Here are some of the things prosthetics artists use flock for:
HAIR, BEARDS AND STUBBLE
Flocking can be applied directly to the face but only by using professionally designed and built equipment.
ANIMAL FUR AND HAIR
Flock is fantastic at mimicking animal fur and hair, particularly on small animals, but can also be good on larger ones for areas like the muzzle.
Flock can be used just as a base layer which is then hair-punched into adding density to the hair punching.
Foam latex is the best material to flock onto as it’s porous and takes the adhesives very well, but silicone is very difficult to apply flock to.
Flock can also be painted afterwards with an airbrush.
MAKING BLOOD, MUD AND OIL
Because flock is a fibre and not a pigment it cannot stain clothes and other surfaces, so it can be mixed with viscous liquids to simulate all manner of substances and is therefore very useful in casualty and medical simulation.
INTRINSICALLY COLOURING MATERIALS
As well as being used to create surface textures and finishes, flock can be mixed into materials to add colour intrinsically. This produces different results than those you get by colouring with liquid pigments as instead of creating a blend of colours, it works by adding dots that create something called pointillism. This can be very useful in some instances.
BONDING AND STRENGTHENING

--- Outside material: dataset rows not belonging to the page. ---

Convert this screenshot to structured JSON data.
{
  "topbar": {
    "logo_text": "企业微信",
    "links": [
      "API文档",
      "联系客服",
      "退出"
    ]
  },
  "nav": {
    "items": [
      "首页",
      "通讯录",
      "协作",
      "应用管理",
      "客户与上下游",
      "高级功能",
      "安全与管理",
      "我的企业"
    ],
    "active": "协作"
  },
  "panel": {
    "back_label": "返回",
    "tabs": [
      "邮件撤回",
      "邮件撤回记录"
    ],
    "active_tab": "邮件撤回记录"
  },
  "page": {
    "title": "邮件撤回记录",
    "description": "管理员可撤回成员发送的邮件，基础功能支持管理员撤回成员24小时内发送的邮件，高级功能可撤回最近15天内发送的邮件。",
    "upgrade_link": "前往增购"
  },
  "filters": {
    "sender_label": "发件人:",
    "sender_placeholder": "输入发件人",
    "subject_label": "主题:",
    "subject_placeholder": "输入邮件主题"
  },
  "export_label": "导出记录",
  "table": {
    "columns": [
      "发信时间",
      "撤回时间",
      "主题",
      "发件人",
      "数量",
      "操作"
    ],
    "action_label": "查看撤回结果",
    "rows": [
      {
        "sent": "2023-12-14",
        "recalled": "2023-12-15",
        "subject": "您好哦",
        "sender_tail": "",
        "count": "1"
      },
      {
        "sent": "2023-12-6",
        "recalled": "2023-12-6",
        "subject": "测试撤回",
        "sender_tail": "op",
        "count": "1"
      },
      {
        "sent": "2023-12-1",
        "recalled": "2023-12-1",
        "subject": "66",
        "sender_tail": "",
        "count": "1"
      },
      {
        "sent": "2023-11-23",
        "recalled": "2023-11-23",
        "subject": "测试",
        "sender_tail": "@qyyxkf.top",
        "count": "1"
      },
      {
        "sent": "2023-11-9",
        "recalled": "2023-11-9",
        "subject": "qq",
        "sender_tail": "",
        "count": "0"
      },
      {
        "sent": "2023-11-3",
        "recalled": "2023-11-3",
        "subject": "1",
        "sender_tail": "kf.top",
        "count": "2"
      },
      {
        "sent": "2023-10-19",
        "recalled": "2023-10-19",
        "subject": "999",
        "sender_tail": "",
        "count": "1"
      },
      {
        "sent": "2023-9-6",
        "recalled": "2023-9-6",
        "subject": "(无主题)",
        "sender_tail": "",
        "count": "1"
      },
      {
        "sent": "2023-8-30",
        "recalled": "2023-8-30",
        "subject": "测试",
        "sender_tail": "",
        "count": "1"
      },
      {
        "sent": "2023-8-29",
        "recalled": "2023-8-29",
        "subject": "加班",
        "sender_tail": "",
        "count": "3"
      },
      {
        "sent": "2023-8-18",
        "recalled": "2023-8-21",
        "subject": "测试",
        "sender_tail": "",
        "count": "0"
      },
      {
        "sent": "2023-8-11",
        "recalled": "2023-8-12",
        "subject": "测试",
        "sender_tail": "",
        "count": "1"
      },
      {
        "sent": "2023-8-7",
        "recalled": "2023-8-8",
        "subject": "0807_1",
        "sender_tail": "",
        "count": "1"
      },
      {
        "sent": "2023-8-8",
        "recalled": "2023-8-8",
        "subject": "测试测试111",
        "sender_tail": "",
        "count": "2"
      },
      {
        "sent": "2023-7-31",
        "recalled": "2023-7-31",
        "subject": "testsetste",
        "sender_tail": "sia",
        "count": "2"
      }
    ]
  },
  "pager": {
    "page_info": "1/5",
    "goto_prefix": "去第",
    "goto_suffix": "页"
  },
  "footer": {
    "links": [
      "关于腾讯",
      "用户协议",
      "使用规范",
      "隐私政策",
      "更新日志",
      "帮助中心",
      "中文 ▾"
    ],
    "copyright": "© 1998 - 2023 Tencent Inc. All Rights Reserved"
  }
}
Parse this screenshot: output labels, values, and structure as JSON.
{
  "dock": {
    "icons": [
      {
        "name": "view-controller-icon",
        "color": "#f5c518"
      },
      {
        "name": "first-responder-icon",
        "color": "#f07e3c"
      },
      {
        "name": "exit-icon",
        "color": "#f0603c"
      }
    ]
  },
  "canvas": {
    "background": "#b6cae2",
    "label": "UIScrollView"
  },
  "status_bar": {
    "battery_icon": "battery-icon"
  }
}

There are other, more technical uses for flocking in prosthetics such as MECHANICALLY BONDING ENCAPSULATES and STRENGTHENING ALGINATES, so it’s clear that these little fibres are very handy indeed.
Find out more detail about flocking including more on all the uses mentioned above in issue 12 of Prosthetics Magazine.